Akis Temperidis is well known to Navarino. In 2007 he began an extraordinary trip to drive around the world in 800 days, for which Navarino provided connectivity. Now he is on the road with Navarino again, in another round-the-world expedition that he hopes will inspire cultural understanding and raise awareness of the benefits to be had from a simpler, nomadic lifestyle that respects nature. In this interview, you can read the story of his latest adventure so far.
‘It was mid-September 2019 when we left Greece to take this trip around the world, starting from the Balkans. Three months later we crossed the Turkish border, hopeful to follow the historic Silk Route in central Asia and arrive in Mongolia, presumably at the beginning of this summer. According to our initial plans we should be now somewhere between China and SE Asia, although magically and unexpectedly we are exploring the arctic zone in Scandinavia and we have just arrived at North Cape on the 71st parallel.
We were deep in Anatolia, heading to Georgia and Armenia, when the pandemic closed all the borders in central Asia and most countries started to lockdown their populations in order to pull the handbrake on the covid-19 outbreak. Border closures made us feel like prisoners in our own vehicle, as we couldn’t go anywhere and felt like we were in a dystopian novel for our generation. It was like a third world war feeling, especially when we crossed the already closed Greek border and drove on isolated roads back home. Greece seemed as if it had been hit by a biological bomb then.

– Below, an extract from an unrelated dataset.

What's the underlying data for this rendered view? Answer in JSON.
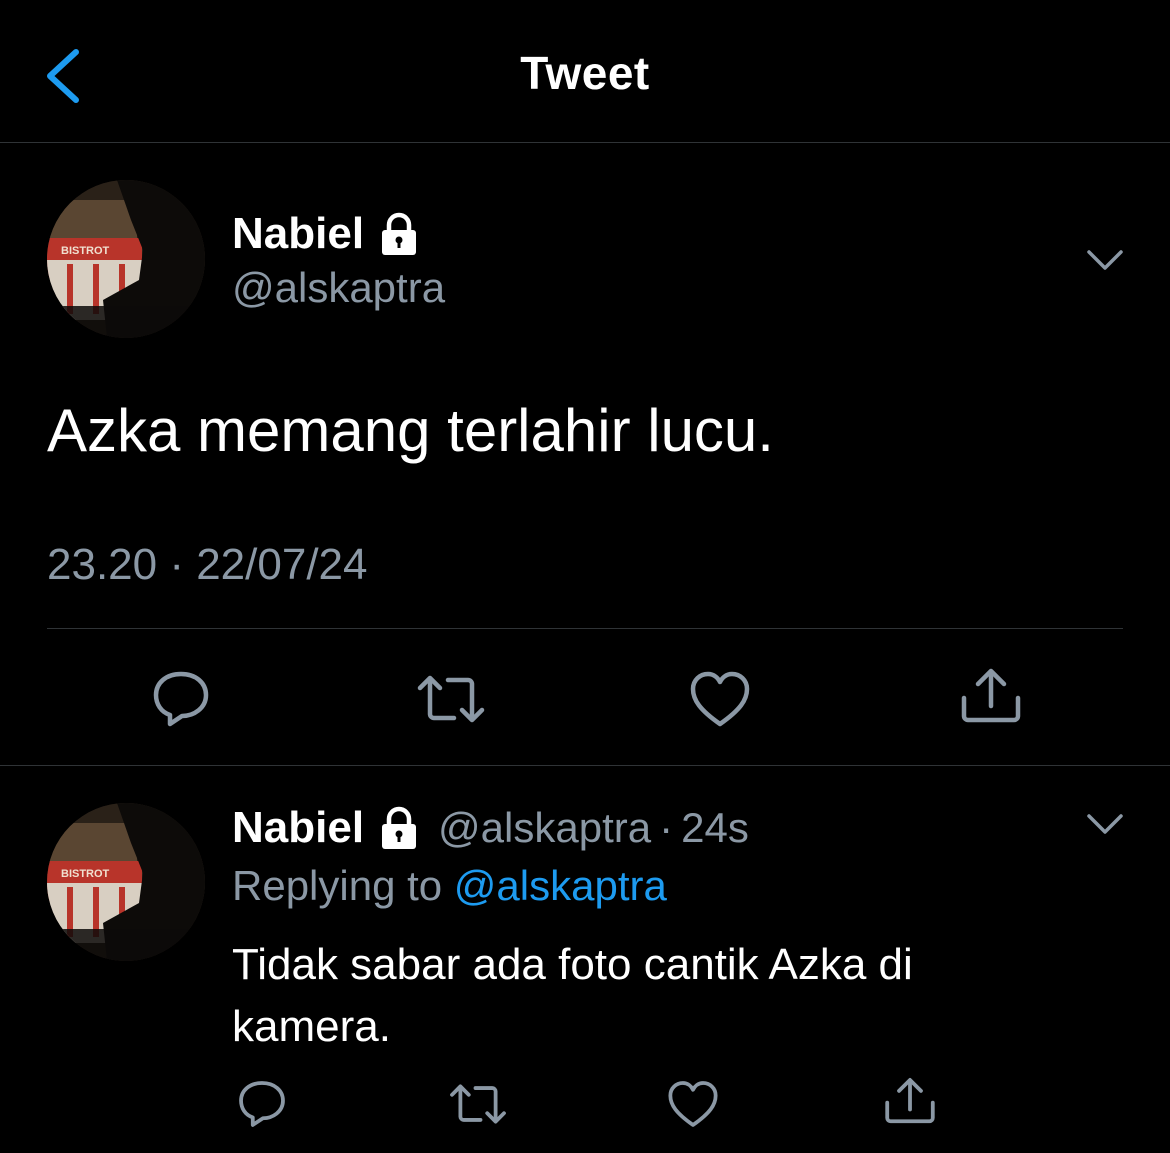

Then it was the lockdown, which we faced more positively than most, treating it as one more adventure and a unique chance to look inside ourselves and our lives, instead of looking ahead and far away as usual. Two months of still – and healthy – life were enough to ignite the spark inside for travel in a world that looked completely different to the way it was just four months before. Since the EU promoted a “reopen” campaign to help member states save their summer tourism, we took the chance to travel to the extreme north of the continent for the very first time in our lives.
Despite the global crisis, we still had the support of our major sponsor. Navarino, who extended their sponsorship of our first trip around the world back in 2007, empowering our expedition again, for which we are extremely grateful. Additionally, a MissionLink satellite system by Thales on the roof of our motorhome is connected to the Iridium Certus network, permitting us to call home or send email from wherever we are on the planet. We truly can’t thank Navarino enough for all their support.
So here we are on the road again while the world is facing a second Covid-19 outbreak. In roughly three months we have crossed ten countries, from eastern Europe to the Baltic sea and from there crossed to the Arctic Circle through a thousand lakes and up to the iconic North Cape in Norway. We can now report that the pandemic has made travel more difficult. But it’s still feasible.
Overland travel seems to be more straightforward because safety measures are mainly focused on airport arrivals, so land border controls are a little bit more loose in the EU area. For example, we were supposed to undergo a 14-day quarantine in Hungary when entering from Romania but at the border they just let us in. When in Poland, we were timely informed that Lithuania would imminently enforce a quarantine rule, so we crossed the border immediately and we skipped it. In the process we learnt to wear masks indoors and avoid busy places.
When we arrived in Finland by ferry from Estonia, police officers let us in. If we had flown directly from Italy or Greece, we would have had to undergo 2-weeks of self-isolation. We actually underwent a 10-day quarantine the time we entered Norway from Lapland, because two days before, the government had enforced the rule for all visitors from all countries, including neighbouring Finland.
Being in Norway while Covid-19 cases are skyrocketing in the rest of Europe, we can see how complicated travel can be. For example, we can easily enter Sweden from here, but we will be obliged to self-isolate again as soon as we re-enter Norway. Despite all this, or maybe because of all this, it is now like a treasure hunt getting from one country to the other, something which for years we took for granted. Travelling amid this global crisis also transmits a positive message, that we are still free to roam. Ok, with some restrictions. Our only concern is to keep ourselves healthy and not to put others in danger. This is the least we all should do. So, the trip – that life is – goes on for all of us.’ You can follow Akis adventure on his World Offroad Facebook page or at theworldoffroad.com
You can follow Akis’ adventures on Facebook or via his site which is theworldoffroad.com.’